As I’ve traveled the state this month, many Nebraskans have voiced their concerns with efforts to set national education standards through the Common Core program. This program was launched initially at the state level by governors as a voluntary effort for states to adopt a single set of educational standards for English language arts and mathematics – essentially a costly, one-size-fits-all education agenda.

Nebraska is one of five states that have not adopted the Common Core standards. As you may know, Nebraska has developed its own education standards through the critical input of our educators. And to that end, we are always open to new ideas.

Our state education board approved a motion to hire a contractor to assess Nebraska’s standards compared to those of Common Core. The report on language standards showed Nebraska’s were closely aligned with, and in some cases more rigorous than, Common Core. Analysis comparing math standards will be released in September.

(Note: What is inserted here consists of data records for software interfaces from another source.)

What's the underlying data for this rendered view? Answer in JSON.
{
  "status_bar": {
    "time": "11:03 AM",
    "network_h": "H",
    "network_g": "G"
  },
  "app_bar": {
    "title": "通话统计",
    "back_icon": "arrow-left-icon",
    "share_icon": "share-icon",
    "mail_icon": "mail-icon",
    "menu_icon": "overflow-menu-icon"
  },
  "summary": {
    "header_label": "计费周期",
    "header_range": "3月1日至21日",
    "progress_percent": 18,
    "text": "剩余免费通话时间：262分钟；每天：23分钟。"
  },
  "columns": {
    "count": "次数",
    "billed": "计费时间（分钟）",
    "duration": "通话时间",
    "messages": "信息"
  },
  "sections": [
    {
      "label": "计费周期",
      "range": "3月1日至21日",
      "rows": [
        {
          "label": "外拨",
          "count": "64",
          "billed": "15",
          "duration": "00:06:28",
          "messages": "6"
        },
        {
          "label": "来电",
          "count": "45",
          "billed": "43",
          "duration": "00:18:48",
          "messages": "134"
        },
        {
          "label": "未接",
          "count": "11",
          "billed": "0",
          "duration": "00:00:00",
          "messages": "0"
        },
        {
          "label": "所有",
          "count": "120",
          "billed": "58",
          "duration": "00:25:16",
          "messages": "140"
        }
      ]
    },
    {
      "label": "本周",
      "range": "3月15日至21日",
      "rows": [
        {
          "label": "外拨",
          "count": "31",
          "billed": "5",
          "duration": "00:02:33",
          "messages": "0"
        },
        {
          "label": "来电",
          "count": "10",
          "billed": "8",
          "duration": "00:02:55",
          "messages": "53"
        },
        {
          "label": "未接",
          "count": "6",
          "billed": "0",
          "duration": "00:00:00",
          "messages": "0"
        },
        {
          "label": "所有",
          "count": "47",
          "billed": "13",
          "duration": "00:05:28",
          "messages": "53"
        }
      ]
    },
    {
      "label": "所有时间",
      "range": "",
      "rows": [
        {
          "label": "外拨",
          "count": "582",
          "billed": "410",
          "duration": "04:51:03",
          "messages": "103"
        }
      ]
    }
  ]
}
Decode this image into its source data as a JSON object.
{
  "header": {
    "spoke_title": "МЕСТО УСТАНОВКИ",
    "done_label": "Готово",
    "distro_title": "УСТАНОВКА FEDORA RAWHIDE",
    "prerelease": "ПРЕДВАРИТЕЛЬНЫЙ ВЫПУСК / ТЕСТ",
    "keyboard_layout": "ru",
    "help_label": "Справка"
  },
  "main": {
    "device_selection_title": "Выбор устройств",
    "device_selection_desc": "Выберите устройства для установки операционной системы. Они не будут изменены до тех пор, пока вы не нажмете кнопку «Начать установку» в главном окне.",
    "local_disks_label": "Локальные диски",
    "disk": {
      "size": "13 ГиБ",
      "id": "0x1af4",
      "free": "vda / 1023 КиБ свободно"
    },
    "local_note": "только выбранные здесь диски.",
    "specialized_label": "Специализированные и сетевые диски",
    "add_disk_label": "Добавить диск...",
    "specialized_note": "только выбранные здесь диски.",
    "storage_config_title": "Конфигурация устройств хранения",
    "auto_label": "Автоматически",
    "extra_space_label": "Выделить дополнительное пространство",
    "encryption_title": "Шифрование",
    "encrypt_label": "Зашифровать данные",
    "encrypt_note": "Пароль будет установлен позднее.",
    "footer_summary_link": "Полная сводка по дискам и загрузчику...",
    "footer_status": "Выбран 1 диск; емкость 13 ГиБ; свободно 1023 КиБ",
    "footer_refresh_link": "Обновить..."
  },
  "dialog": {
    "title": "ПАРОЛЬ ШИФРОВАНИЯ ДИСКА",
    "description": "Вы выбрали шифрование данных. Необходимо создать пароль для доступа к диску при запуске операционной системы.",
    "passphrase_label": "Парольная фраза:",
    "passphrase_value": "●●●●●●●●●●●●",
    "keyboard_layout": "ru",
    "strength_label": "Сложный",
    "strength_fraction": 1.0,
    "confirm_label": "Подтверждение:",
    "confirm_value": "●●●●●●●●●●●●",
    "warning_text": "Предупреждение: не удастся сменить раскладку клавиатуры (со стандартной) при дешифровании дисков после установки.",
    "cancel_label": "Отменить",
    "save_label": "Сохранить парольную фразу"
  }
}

In an essay featured in “The State Education Standard,” former state education board members Bob Evnen and Jim Scheer explained why Nebraska has not followed the lead of other states adopting Common Core standards.

In their report, Evnen and Scheer commended the original nature of the process for adopting these standards as voluntary. They rightfully noted, however, the process was “hijacked” by the administration’s announcement “that anyone who wanted federal money had better adopt [the standards].”

Recently, the awarding of federal education waivers and grants has favored Common Core states, which backhandedly encourages the adoption of these multi-state education standards. That’s just not fair.

Nebraska should have a level playing field on which to compete for education grants and waivers without being compelled to adopt multi-state education standards like Common Core. In April, I sent a letter to leading Senate appropriators against these unfair incentives. In the letter, we argued in favor of restoring the state’s primary role in determining our education curriculum. 

I don’t believe the Department of Education should be indirectly forcing states to adopt their expensive federal guidelines.

Instead, the federal government should promote policies that improve the ability of individual states to best meet the needs of specific communities.

As this new school year begins, our focus in Nebraska remains providing students with strong, well-rounded educations. We must ensure our public policy enhances the classroom experience and helps place students on the path for bright, successful futures.